### TASK PROMPT
Answer with a number only, giving how many lines in the data below include "title".

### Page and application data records
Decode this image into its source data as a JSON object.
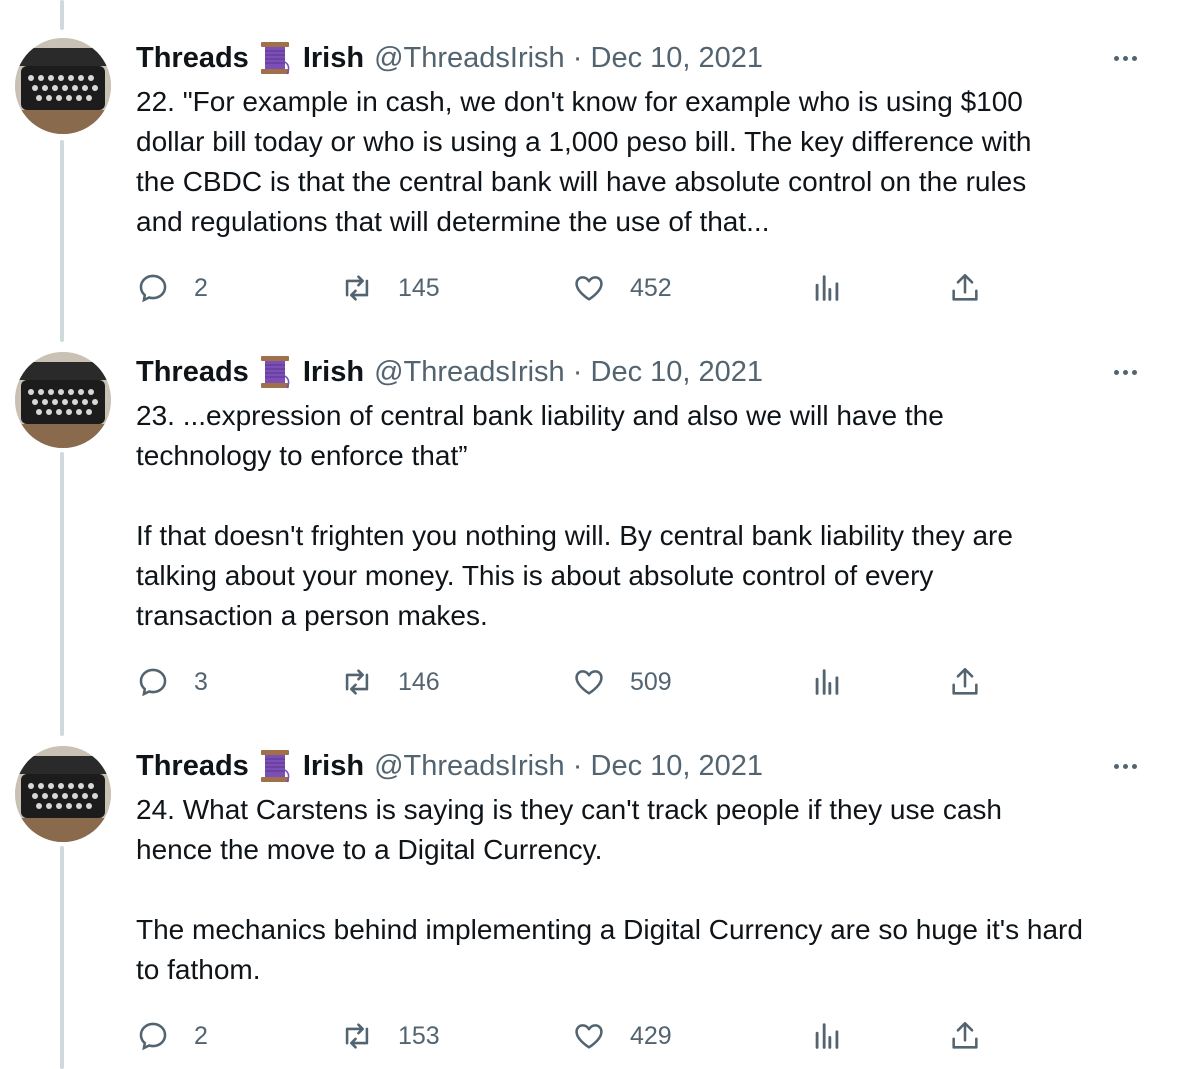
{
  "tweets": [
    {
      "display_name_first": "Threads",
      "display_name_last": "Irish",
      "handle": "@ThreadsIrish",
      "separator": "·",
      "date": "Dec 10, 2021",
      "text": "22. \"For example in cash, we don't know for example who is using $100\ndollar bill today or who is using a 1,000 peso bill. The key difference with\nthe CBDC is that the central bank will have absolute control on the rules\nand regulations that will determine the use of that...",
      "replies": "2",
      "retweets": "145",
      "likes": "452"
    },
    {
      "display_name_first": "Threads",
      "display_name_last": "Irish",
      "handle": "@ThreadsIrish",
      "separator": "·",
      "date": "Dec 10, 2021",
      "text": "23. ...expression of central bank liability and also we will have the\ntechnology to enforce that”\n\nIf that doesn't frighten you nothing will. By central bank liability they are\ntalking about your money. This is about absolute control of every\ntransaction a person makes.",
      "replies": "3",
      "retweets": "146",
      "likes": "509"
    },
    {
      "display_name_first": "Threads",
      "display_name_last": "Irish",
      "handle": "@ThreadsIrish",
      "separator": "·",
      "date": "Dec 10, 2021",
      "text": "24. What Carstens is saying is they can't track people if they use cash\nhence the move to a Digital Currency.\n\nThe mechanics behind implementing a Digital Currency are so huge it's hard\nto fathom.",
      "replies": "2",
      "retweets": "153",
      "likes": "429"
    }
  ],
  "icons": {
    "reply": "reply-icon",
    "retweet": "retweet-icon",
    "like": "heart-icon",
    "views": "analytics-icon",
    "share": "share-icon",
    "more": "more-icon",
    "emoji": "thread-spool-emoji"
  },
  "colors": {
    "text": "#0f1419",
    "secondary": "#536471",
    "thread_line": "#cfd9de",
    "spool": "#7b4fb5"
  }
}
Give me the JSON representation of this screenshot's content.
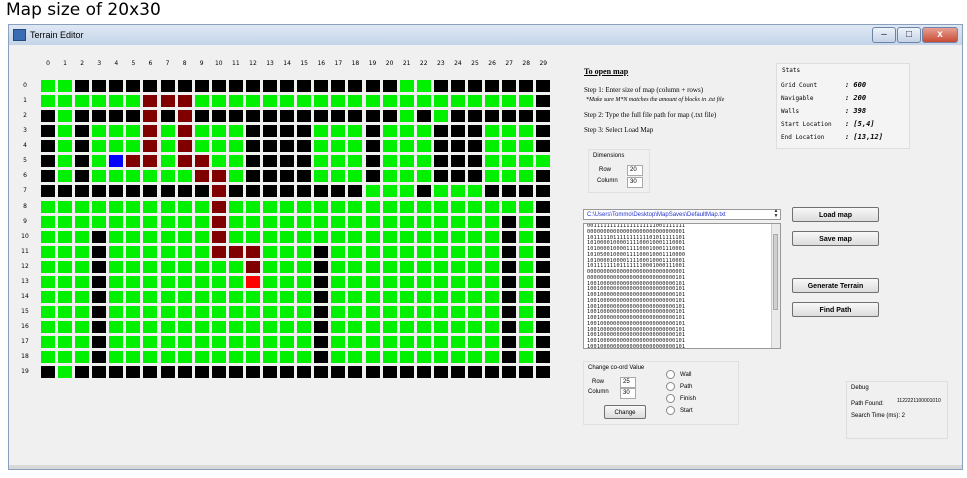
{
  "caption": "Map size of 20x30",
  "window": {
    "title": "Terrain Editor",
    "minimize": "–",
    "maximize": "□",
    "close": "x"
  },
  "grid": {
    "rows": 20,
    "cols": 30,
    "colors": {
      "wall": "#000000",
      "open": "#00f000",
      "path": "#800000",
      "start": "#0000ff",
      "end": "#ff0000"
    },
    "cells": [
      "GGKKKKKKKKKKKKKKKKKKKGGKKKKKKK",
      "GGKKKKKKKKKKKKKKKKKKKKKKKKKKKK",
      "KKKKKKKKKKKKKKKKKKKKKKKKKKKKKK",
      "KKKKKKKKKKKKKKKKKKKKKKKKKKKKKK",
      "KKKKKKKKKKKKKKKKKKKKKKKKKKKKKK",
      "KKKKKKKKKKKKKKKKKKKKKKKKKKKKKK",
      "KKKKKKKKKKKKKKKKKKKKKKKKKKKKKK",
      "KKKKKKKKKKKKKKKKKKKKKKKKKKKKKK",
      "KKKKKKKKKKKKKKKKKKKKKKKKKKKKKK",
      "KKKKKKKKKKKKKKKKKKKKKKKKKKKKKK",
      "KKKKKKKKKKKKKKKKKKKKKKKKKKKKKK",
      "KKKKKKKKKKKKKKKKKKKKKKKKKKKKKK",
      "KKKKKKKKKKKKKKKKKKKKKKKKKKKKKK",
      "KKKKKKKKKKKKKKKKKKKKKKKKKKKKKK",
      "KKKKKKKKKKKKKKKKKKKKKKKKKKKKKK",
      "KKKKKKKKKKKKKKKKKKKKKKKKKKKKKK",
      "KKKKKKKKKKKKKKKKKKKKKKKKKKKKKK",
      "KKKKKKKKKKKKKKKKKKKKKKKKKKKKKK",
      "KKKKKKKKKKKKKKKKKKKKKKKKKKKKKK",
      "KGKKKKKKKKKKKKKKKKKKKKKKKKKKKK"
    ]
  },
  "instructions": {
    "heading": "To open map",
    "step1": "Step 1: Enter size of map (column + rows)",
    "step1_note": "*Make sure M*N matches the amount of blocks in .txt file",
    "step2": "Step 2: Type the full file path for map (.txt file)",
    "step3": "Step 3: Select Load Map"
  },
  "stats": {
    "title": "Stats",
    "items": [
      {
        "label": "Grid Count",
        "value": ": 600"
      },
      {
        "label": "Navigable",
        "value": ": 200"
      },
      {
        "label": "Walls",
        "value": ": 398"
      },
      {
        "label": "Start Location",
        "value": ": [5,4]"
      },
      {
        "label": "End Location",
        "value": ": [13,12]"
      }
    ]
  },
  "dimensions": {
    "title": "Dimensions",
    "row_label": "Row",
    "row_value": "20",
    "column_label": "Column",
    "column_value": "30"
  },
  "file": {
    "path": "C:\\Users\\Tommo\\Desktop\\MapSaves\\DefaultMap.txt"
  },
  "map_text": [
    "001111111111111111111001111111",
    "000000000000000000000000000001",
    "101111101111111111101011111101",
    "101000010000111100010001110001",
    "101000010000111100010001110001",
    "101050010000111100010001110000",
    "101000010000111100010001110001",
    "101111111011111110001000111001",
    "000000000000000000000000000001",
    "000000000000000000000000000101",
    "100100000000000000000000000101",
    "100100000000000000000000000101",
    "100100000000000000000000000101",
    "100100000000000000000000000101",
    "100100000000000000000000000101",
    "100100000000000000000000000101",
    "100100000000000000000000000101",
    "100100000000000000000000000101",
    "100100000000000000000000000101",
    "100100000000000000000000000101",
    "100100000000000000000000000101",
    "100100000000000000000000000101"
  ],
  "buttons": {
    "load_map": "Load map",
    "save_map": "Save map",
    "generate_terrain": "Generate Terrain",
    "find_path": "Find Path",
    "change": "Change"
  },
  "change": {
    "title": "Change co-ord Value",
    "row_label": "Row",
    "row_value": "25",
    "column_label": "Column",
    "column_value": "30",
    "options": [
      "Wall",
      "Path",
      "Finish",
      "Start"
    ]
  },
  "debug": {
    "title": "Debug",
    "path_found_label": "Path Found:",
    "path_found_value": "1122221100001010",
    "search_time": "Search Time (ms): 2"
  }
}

### TASK ANSWER
5